==== Material shown ====

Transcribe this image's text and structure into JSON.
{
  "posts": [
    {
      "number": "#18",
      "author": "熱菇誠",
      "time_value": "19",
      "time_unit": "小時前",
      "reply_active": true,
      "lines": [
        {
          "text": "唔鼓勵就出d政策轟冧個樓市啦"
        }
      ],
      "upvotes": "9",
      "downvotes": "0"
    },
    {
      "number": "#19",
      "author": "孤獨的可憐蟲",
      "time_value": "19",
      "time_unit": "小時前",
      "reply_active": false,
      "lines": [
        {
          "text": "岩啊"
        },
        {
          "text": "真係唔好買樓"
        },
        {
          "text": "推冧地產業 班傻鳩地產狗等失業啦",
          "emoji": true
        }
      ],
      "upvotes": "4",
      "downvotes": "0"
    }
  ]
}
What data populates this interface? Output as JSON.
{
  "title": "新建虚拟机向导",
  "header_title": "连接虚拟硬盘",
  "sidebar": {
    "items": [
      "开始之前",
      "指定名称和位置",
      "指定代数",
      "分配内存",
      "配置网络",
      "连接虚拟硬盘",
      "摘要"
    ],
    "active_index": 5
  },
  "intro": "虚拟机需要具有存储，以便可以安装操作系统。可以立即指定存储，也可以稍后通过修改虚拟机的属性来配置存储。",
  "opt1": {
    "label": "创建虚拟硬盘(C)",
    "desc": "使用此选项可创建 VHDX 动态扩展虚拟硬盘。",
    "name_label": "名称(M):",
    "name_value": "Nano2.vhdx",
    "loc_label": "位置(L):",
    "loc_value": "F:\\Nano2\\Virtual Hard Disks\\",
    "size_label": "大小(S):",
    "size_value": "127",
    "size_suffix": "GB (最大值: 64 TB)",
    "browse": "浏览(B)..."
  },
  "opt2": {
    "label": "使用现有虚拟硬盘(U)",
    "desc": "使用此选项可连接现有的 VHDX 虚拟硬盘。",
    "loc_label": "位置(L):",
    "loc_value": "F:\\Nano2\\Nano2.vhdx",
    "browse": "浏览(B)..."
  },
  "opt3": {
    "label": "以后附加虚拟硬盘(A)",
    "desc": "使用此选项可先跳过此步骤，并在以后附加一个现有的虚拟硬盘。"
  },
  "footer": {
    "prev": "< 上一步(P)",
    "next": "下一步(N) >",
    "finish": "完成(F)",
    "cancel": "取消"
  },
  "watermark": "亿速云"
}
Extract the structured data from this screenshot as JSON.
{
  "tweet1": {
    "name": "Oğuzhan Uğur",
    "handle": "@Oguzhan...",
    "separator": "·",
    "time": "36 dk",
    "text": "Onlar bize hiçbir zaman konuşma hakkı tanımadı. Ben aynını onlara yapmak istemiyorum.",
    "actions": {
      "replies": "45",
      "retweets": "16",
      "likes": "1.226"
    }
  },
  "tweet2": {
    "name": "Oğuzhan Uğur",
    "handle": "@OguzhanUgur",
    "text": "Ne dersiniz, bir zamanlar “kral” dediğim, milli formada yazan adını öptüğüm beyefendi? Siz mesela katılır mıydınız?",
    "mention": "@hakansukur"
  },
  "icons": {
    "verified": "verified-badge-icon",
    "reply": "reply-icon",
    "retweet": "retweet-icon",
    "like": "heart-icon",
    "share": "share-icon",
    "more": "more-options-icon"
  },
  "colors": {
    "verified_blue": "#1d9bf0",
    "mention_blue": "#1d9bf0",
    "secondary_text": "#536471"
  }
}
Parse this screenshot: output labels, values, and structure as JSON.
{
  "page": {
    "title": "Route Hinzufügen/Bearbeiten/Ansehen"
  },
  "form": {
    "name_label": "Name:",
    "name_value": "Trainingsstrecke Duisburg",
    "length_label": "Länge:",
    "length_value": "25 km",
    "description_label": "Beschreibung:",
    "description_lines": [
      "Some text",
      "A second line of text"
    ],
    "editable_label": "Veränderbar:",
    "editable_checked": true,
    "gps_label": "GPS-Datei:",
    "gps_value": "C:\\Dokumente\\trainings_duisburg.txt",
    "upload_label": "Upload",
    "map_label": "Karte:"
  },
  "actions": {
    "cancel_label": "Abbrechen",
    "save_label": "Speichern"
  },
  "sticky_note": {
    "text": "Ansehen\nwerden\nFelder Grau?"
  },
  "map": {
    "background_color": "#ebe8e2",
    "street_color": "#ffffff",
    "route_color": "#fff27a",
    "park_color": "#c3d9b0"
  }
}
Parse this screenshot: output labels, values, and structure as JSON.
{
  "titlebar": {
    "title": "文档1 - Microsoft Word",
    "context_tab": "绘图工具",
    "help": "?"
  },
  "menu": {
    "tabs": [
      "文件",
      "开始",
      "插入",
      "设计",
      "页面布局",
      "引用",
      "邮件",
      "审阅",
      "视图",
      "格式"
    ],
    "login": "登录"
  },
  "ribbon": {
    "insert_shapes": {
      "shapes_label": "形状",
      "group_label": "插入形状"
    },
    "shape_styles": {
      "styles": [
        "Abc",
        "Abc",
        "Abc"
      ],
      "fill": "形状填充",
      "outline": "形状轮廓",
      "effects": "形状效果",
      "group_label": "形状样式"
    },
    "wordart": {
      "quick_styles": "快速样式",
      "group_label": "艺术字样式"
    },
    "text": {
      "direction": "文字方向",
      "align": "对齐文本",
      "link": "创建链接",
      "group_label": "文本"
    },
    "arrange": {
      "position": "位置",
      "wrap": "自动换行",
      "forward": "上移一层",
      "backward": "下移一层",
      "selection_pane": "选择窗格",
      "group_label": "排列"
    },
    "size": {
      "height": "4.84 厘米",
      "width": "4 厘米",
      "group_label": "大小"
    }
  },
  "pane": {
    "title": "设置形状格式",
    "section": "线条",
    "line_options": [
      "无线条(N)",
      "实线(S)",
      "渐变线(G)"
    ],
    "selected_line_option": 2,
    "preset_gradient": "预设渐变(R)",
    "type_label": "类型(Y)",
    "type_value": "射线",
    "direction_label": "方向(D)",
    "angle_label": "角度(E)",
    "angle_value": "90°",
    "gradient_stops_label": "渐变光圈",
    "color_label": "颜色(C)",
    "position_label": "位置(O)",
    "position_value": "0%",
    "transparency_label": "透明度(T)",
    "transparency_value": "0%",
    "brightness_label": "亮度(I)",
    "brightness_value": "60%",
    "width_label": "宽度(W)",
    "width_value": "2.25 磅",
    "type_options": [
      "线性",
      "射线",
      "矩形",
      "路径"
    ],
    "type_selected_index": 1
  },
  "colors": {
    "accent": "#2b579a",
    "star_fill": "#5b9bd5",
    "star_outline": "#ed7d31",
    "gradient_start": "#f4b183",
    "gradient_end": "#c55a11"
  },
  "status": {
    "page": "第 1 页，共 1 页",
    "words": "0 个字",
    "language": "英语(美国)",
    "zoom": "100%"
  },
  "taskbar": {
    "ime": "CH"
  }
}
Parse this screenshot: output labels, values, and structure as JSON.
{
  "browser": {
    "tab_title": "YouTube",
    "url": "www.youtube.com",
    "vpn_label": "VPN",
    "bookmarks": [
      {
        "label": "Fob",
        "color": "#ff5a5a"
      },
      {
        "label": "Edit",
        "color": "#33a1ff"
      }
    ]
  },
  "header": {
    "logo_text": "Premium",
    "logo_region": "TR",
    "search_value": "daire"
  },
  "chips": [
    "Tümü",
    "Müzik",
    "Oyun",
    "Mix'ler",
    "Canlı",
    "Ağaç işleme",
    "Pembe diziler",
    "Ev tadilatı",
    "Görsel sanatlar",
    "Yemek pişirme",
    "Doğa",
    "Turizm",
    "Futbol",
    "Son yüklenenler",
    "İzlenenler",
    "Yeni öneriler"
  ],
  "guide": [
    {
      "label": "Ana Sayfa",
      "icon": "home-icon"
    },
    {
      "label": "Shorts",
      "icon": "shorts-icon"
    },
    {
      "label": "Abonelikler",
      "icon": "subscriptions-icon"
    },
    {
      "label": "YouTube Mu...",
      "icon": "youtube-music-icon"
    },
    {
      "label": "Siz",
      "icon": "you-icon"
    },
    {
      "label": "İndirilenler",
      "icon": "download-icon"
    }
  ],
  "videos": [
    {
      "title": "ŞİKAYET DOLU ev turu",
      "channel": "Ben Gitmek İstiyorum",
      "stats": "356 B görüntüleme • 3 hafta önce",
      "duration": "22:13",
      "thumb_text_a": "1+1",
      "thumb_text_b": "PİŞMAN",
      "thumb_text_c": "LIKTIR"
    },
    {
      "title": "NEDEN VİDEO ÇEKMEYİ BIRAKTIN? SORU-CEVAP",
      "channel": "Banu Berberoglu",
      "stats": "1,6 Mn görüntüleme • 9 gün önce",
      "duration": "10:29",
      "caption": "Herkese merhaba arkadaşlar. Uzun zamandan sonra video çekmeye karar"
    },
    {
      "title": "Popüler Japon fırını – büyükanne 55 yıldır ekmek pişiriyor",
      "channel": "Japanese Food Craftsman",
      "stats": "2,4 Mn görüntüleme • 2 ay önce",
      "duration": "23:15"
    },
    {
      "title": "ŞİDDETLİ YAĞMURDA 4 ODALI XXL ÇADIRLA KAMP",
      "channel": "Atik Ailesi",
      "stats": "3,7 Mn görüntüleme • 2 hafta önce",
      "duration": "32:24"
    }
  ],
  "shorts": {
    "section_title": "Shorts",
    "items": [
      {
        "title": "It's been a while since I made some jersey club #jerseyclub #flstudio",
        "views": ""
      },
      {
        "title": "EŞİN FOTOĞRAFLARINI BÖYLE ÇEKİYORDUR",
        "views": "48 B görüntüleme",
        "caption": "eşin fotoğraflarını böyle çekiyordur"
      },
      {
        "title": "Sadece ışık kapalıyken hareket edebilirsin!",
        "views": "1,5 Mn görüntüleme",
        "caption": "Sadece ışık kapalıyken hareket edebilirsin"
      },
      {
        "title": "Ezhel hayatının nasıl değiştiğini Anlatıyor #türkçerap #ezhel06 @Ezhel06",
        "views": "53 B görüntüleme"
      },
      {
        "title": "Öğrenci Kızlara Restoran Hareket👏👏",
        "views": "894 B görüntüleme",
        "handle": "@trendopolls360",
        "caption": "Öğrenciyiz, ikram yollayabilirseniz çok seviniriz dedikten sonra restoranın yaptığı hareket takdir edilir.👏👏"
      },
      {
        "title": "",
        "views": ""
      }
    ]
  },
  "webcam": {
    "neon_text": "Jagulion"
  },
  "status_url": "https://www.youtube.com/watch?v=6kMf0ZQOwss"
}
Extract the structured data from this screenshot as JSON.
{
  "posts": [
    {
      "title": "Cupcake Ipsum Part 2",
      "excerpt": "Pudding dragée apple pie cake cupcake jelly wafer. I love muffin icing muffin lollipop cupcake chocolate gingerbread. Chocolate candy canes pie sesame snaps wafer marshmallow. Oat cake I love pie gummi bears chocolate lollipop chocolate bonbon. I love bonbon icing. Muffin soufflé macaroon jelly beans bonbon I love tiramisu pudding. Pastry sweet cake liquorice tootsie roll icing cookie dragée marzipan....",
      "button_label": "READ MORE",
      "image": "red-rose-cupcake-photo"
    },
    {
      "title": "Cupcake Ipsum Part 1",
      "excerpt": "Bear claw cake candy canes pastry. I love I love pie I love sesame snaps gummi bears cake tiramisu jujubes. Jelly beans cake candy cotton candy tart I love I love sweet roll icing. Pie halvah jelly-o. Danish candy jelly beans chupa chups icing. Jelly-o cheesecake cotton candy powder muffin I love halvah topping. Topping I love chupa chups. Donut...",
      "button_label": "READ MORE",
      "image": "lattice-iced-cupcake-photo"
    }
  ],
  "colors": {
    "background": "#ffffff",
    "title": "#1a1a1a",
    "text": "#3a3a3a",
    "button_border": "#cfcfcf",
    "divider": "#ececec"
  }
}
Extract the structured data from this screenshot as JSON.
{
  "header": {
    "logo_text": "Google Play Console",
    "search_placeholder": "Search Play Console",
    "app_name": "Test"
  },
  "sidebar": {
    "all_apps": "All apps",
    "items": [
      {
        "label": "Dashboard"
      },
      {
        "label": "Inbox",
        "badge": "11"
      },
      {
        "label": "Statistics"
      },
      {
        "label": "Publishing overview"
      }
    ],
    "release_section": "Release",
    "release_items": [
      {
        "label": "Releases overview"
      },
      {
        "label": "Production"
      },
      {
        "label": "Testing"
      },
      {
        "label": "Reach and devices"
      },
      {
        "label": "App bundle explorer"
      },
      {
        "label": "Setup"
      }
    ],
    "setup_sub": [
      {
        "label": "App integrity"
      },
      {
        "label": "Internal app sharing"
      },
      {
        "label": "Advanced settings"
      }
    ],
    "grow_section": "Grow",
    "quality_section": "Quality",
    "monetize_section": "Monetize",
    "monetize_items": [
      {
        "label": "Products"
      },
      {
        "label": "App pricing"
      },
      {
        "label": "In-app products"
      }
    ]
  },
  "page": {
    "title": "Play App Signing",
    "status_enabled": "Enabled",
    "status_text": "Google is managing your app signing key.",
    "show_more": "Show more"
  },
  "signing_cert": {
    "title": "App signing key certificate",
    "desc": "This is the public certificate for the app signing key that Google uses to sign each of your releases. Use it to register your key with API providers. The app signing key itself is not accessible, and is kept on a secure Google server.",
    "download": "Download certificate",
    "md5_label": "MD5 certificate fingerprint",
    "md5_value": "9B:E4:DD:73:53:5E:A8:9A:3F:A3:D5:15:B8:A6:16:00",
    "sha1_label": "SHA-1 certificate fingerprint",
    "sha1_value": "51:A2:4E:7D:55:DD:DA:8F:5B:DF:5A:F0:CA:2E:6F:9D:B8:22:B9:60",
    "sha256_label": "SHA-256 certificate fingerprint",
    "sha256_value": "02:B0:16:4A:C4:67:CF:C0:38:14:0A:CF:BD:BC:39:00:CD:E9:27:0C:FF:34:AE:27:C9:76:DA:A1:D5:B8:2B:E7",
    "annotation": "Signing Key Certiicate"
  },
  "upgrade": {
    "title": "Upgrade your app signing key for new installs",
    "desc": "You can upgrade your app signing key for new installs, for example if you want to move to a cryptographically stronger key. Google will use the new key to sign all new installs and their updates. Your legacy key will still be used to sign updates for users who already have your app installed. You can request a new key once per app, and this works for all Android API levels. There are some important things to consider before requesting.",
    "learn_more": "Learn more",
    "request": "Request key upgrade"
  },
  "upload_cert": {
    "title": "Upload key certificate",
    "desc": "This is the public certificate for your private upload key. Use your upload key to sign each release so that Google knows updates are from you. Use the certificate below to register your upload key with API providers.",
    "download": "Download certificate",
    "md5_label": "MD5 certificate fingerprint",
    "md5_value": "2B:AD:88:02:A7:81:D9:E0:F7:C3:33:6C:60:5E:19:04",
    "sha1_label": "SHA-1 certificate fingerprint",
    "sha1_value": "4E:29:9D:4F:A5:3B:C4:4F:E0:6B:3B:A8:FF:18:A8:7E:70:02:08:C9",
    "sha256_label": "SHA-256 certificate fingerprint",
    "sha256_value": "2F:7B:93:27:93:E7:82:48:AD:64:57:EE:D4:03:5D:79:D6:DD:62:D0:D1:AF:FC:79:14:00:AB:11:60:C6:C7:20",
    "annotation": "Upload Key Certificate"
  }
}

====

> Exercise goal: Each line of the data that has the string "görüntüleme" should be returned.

> Finished task:
      "stats": "356 B görüntüleme • 3 hafta önce",
      "stats": "1,6 Mn görüntüleme • 9 gün önce",
      "stats": "2,4 Mn görüntüleme • 2 ay önce",
      "stats": "3,7 Mn görüntüleme • 2 hafta önce",
        "views": "48 B görüntüleme",
        "views": "1,5 Mn görüntüleme",
        "views": "53 B görüntüleme"
        "views": "894 B görüntüleme",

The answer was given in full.